> **Input**

+++

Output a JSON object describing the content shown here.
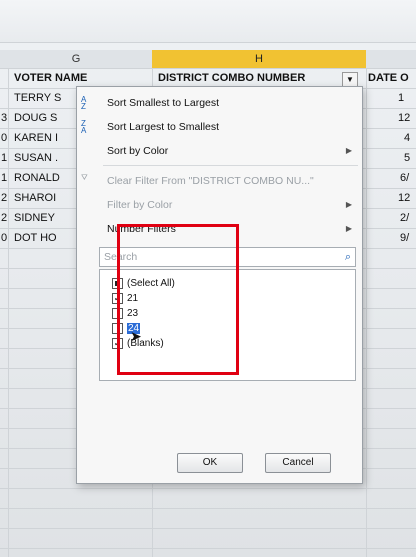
{
  "columns": {
    "g": "G",
    "h": "H"
  },
  "headers": {
    "voter_name": "VOTER NAME",
    "district_combo": "DISTRICT COMBO NUMBER",
    "date": "DATE O"
  },
  "rows": [
    {
      "left": "",
      "name": "TERRY S",
      "date": "1"
    },
    {
      "left": "3",
      "name": "DOUG S",
      "date": "12"
    },
    {
      "left": "0",
      "name": "KAREN I",
      "date": "4"
    },
    {
      "left": "1",
      "name": "SUSAN .",
      "date": "5"
    },
    {
      "left": "1",
      "name": "RONALD",
      "date": "6/"
    },
    {
      "left": "2",
      "name": "SHAROI",
      "date": "12"
    },
    {
      "left": "2",
      "name": "SIDNEY",
      "date": "2/"
    },
    {
      "left": "0",
      "name": "DOT HO",
      "date": "9/"
    }
  ],
  "menu": {
    "sort_asc": "Sort Smallest to Largest",
    "sort_desc": "Sort Largest to Smallest",
    "sort_color": "Sort by Color",
    "clear_filter": "Clear Filter From \"DISTRICT COMBO NU...\"",
    "filter_color": "Filter by Color",
    "number_filters": "Number Filters",
    "search_placeholder": "Search",
    "items": [
      "(Select All)",
      "21",
      "23",
      "24",
      "(Blanks)"
    ],
    "ok": "OK",
    "cancel": "Cancel"
  },
  "colors": {
    "accent_header": "#f1c232",
    "highlight": "#2b6cd6",
    "annotation": "#e00012"
  },
  "checked": {
    "select_all": "indeterminate",
    "21": true,
    "23": false,
    "24": false,
    "blanks": true
  }
}
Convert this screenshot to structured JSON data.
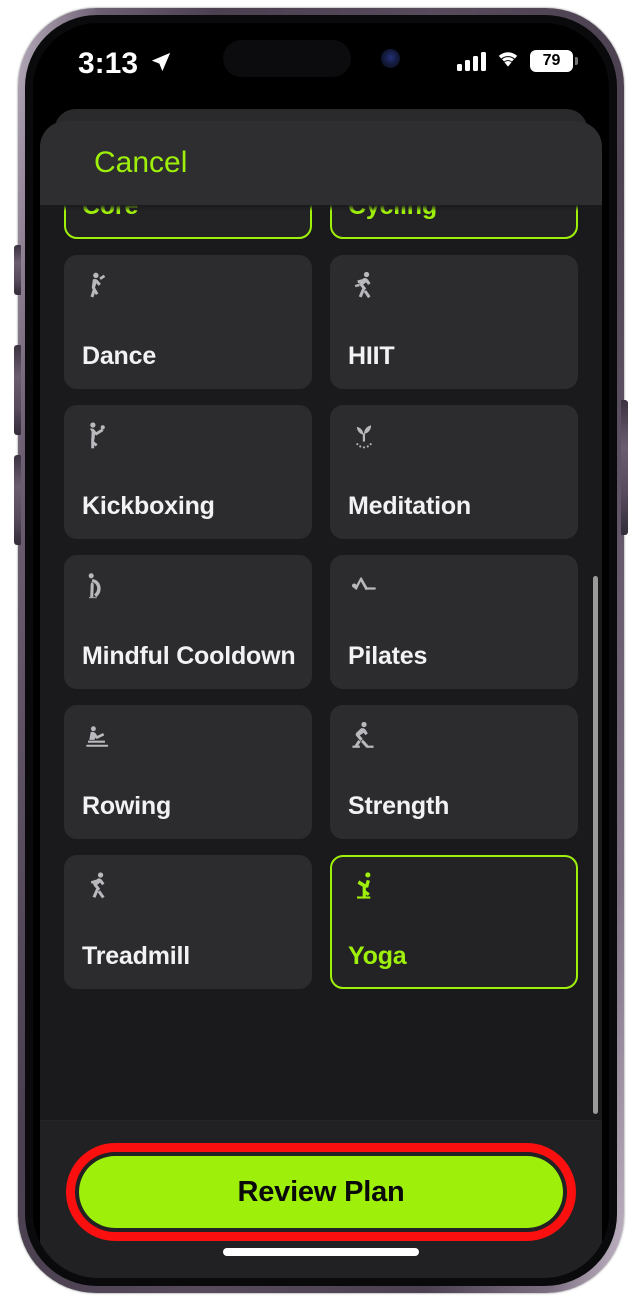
{
  "status_bar": {
    "time": "3:13",
    "location_icon": "location-arrow-icon",
    "cellular_icon": "cellular-bars-icon",
    "wifi_icon": "wifi-icon",
    "battery_percent": "79"
  },
  "sheet": {
    "cancel_label": "Cancel"
  },
  "colors": {
    "accent_green": "#9ef00a",
    "annotation_red": "#fb0f0f",
    "card_background": "#2c2c2e",
    "sheet_background": "#1a1a1c",
    "label_white": "#f2f2f4",
    "icon_gray": "#b8b8bd"
  },
  "workout_grid": {
    "items": [
      {
        "label": "Core",
        "icon": "core-icon",
        "selected": true
      },
      {
        "label": "Cycling",
        "icon": "cycling-icon",
        "selected": true
      },
      {
        "label": "Dance",
        "icon": "dance-icon",
        "selected": false
      },
      {
        "label": "HIIT",
        "icon": "hiit-icon",
        "selected": false
      },
      {
        "label": "Kickboxing",
        "icon": "kickboxing-icon",
        "selected": false
      },
      {
        "label": "Meditation",
        "icon": "meditation-icon",
        "selected": false
      },
      {
        "label": "Mindful Cooldown",
        "icon": "mindful-cooldown-icon",
        "selected": false
      },
      {
        "label": "Pilates",
        "icon": "pilates-icon",
        "selected": false
      },
      {
        "label": "Rowing",
        "icon": "rowing-icon",
        "selected": false
      },
      {
        "label": "Strength",
        "icon": "strength-icon",
        "selected": false
      },
      {
        "label": "Treadmill",
        "icon": "treadmill-icon",
        "selected": false
      },
      {
        "label": "Yoga",
        "icon": "yoga-icon",
        "selected": true
      }
    ]
  },
  "footer": {
    "review_label": "Review Plan"
  }
}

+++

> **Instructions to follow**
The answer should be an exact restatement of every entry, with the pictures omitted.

> **Output below**
Output a JSON object describing the content shown here.
{
  "columns": {
    "g": "G",
    "h": "H"
  },
  "headers": {
    "voter_name": "VOTER NAME",
    "district_combo": "DISTRICT COMBO NUMBER",
    "date": "DATE O"
  },
  "rows": [
    {
      "left": "",
      "name": "TERRY S",
      "date": "1"
    },
    {
      "left": "3",
      "name": "DOUG S",
      "date": "12"
    },
    {
      "left": "0",
      "name": "KAREN I",
      "date": "4"
    },
    {
      "left": "1",
      "name": "SUSAN .",
      "date": "5"
    },
    {
      "left": "1",
      "name": "RONALD",
      "date": "6/"
    },
    {
      "left": "2",
      "name": "SHAROI",
      "date": "12"
    },
    {
      "left": "2",
      "name": "SIDNEY",
      "date": "2/"
    },
    {
      "left": "0",
      "name": "DOT HO",
      "date": "9/"
    }
  ],
  "menu": {
    "sort_asc": "Sort Smallest to Largest",
    "sort_desc": "Sort Largest to Smallest",
    "sort_color": "Sort by Color",
    "clear_filter": "Clear Filter From \"DISTRICT COMBO NU...\"",
    "filter_color": "Filter by Color",
    "number_filters": "Number Filters",
    "search_placeholder": "Search",
    "items": [
      "(Select All)",
      "21",
      "23",
      "24",
      "(Blanks)"
    ],
    "ok": "OK",
    "cancel": "Cancel"
  },
  "colors": {
    "accent_header": "#f1c232",
    "highlight": "#2b6cd6",
    "annotation": "#e00012"
  },
  "checked": {
    "select_all": "indeterminate",
    "21": true,
    "23": false,
    "24": false,
    "blanks": true
  }
}
Convert this screenshot to structured JSON data.
{
  "status_bar": {
    "time": "3:13",
    "location_icon": "location-arrow-icon",
    "cellular_icon": "cellular-bars-icon",
    "wifi_icon": "wifi-icon",
    "battery_percent": "79"
  },
  "sheet": {
    "cancel_label": "Cancel"
  },
  "colors": {
    "accent_green": "#9ef00a",
    "annotation_red": "#fb0f0f",
    "card_background": "#2c2c2e",
    "sheet_background": "#1a1a1c",
    "label_white": "#f2f2f4",
    "icon_gray": "#b8b8bd"
  },
  "workout_grid": {
    "items": [
      {
        "label": "Core",
        "icon": "core-icon",
        "selected": true
      },
      {
        "label": "Cycling",
        "icon": "cycling-icon",
        "selected": true
      },
      {
        "label": "Dance",
        "icon": "dance-icon",
        "selected": false
      },
      {
        "label": "HIIT",
        "icon": "hiit-icon",
        "selected": false
      },
      {
        "label": "Kickboxing",
        "icon": "kickboxing-icon",
        "selected": false
      },
      {
        "label": "Meditation",
        "icon": "meditation-icon",
        "selected": false
      },
      {
        "label": "Mindful Cooldown",
        "icon": "mindful-cooldown-icon",
        "selected": false
      },
      {
        "label": "Pilates",
        "icon": "pilates-icon",
        "selected": false
      },
      {
        "label": "Rowing",
        "icon": "rowing-icon",
        "selected": false
      },
      {
        "label": "Strength",
        "icon": "strength-icon",
        "selected": false
      },
      {
        "label": "Treadmill",
        "icon": "treadmill-icon",
        "selected": false
      },
      {
        "label": "Yoga",
        "icon": "yoga-icon",
        "selected": true
      }
    ]
  },
  "footer": {
    "review_label": "Review Plan"
  }
}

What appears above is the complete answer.